*** Opening of SUPPLIED RECORDS ***

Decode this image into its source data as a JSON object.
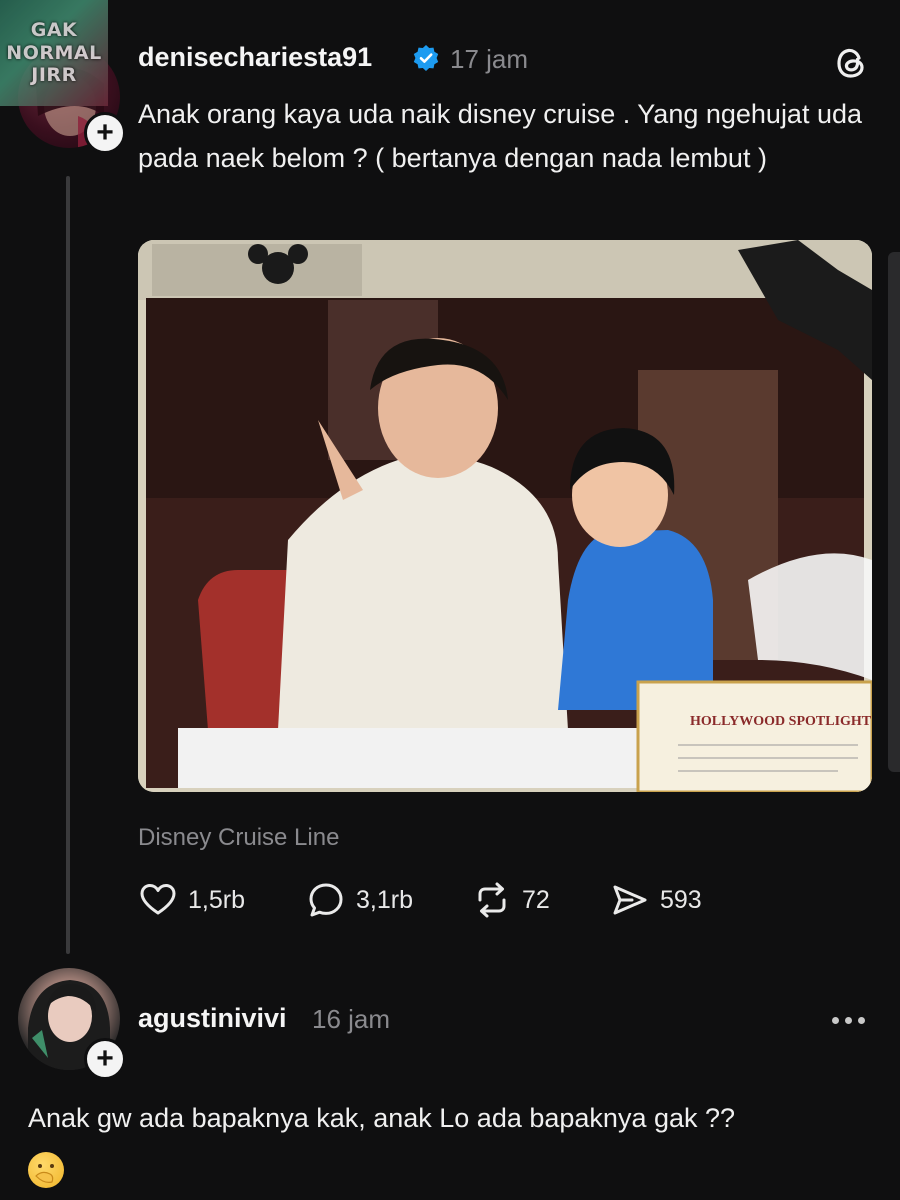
{
  "watermark": {
    "line1": "GAK",
    "line2": "NORMAL",
    "line3": "JIRR"
  },
  "post": {
    "username": "denisechariesta91",
    "time": "17 jam",
    "text": "Anak orang kaya uda naik disney cruise . Yang ngehujat uda pada naek belom ? ( bertanya dengan nada lembut )",
    "location": "Disney Cruise Line",
    "photo_texts": {
      "certificate_title": "HOLLYWOOD SPOTLIGHT C"
    },
    "stats": {
      "likes": "1,5rb",
      "replies": "3,1rb",
      "reposts": "72",
      "shares": "593"
    }
  },
  "comment": {
    "username": "agustinivivi",
    "time": "16 jam",
    "text": "Anak gw ada bapaknya kak, anak Lo ada bapaknya gak ??",
    "emoji": "🤭"
  },
  "icons": [
    "threads-logo-icon",
    "verified-badge-icon",
    "follow-plus-icon",
    "heart-icon",
    "reply-bubble-icon",
    "repost-icon",
    "share-send-icon",
    "more-options-icon"
  ],
  "colors": {
    "background": "#0f0f10",
    "verified": "#1d9bf0",
    "muted_text": "#8a8a8e"
  }
}
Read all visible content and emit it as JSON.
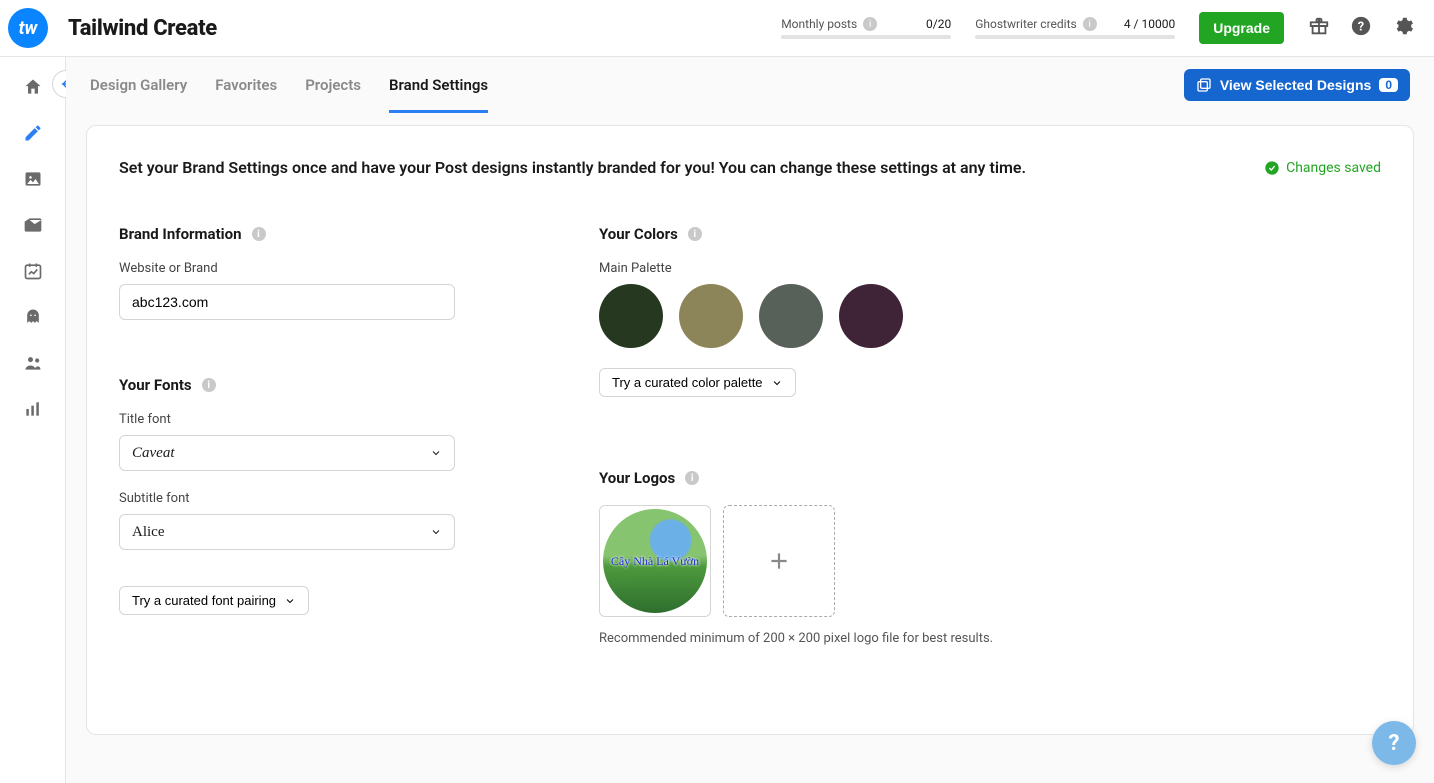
{
  "header": {
    "logo_text": "tw",
    "app_title": "Tailwind Create",
    "meters": {
      "posts": {
        "label": "Monthly posts",
        "value": "0/20",
        "fill_pct": 0
      },
      "credits": {
        "label": "Ghostwriter credits",
        "value": "4 / 10000",
        "fill_pct": 0
      }
    },
    "upgrade_label": "Upgrade",
    "icons": [
      "gift-icon",
      "help-icon",
      "gear-icon"
    ]
  },
  "sidenav": {
    "items": [
      {
        "name": "home-icon"
      },
      {
        "name": "pencil-icon",
        "active": true
      },
      {
        "name": "image-icon"
      },
      {
        "name": "mail-icon"
      },
      {
        "name": "calendar-chart-icon"
      },
      {
        "name": "ghost-icon"
      },
      {
        "name": "people-icon"
      },
      {
        "name": "bar-chart-icon"
      }
    ],
    "collapse_name": "collapse-toggle-icon"
  },
  "tabs": {
    "items": [
      {
        "label": "Design Gallery"
      },
      {
        "label": "Favorites"
      },
      {
        "label": "Projects"
      },
      {
        "label": "Brand Settings",
        "active": true
      }
    ],
    "view_selected": {
      "label": "View Selected Designs",
      "count": "0"
    }
  },
  "panel": {
    "description": "Set your Brand Settings once and have your Post designs instantly branded for you! You can change these settings at any time.",
    "saved_label": "Changes saved"
  },
  "brand_info": {
    "title": "Brand Information",
    "website_label": "Website or Brand",
    "website_value": "abc123.com"
  },
  "fonts": {
    "title": "Your Fonts",
    "title_font_label": "Title font",
    "title_font_value": "Caveat",
    "subtitle_font_label": "Subtitle font",
    "subtitle_font_value": "Alice",
    "pairing_btn": "Try a curated font pairing"
  },
  "colors": {
    "title": "Your Colors",
    "palette_label": "Main Palette",
    "swatches": [
      "#26381f",
      "#8c8559",
      "#576059",
      "#3f2336"
    ],
    "palette_btn": "Try a curated color palette"
  },
  "logos": {
    "title": "Your Logos",
    "logo_text": "Cây Nhà Lá Vườn",
    "hint": "Recommended minimum of 200 × 200 pixel logo file for best results."
  }
}
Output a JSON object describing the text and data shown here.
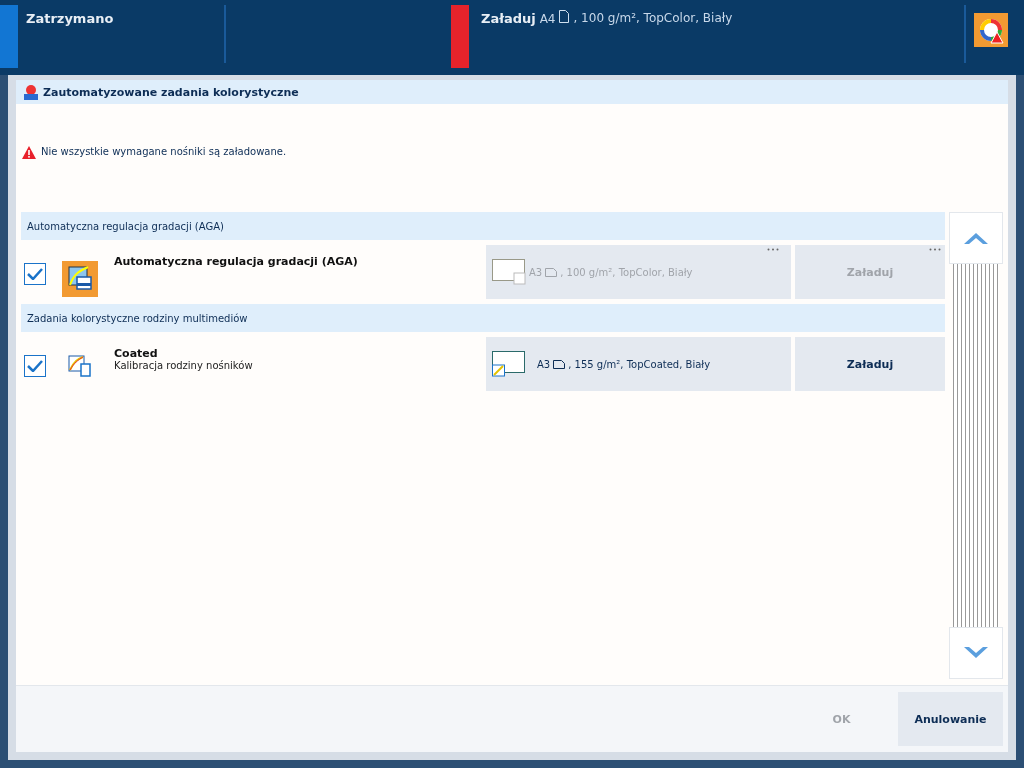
{
  "status_bar": {
    "state": "Zatrzymano",
    "load_label": "Załaduj",
    "load_size": "A4",
    "load_rest": ", 100 g/m², TopColor, Biały"
  },
  "dialog": {
    "title": "Zautomatyzowane zadania kolorystyczne",
    "warning": "Nie wszystkie wymagane nośniki są załadowane.",
    "groups": [
      {
        "header": "Automatyczna regulacja gradacji (AGA)",
        "tasks": [
          {
            "kind": "aga",
            "checked": true,
            "name": "Automatyczna regulacja gradacji (AGA)",
            "media_size": "A3",
            "media_rest": ", 100 g/m², TopColor, Biały",
            "disabled": true,
            "button": "Załaduj"
          }
        ]
      },
      {
        "header": "Zadania kolorystyczne rodziny multimediów",
        "tasks": [
          {
            "kind": "family",
            "checked": true,
            "name": "Coated",
            "subtitle": "Kalibracja rodziny nośników",
            "media_size": "A3",
            "media_rest": ", 155 g/m², TopCoated, Biały",
            "disabled": false,
            "button": "Załaduj"
          }
        ]
      }
    ]
  },
  "buttons": [
    {
      "label": "OK",
      "disabled": true
    },
    {
      "label": "Anulowanie",
      "disabled": false
    }
  ]
}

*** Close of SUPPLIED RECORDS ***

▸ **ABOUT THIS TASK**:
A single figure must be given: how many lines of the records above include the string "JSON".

▸ **EXPECTED OUTPUT**:
3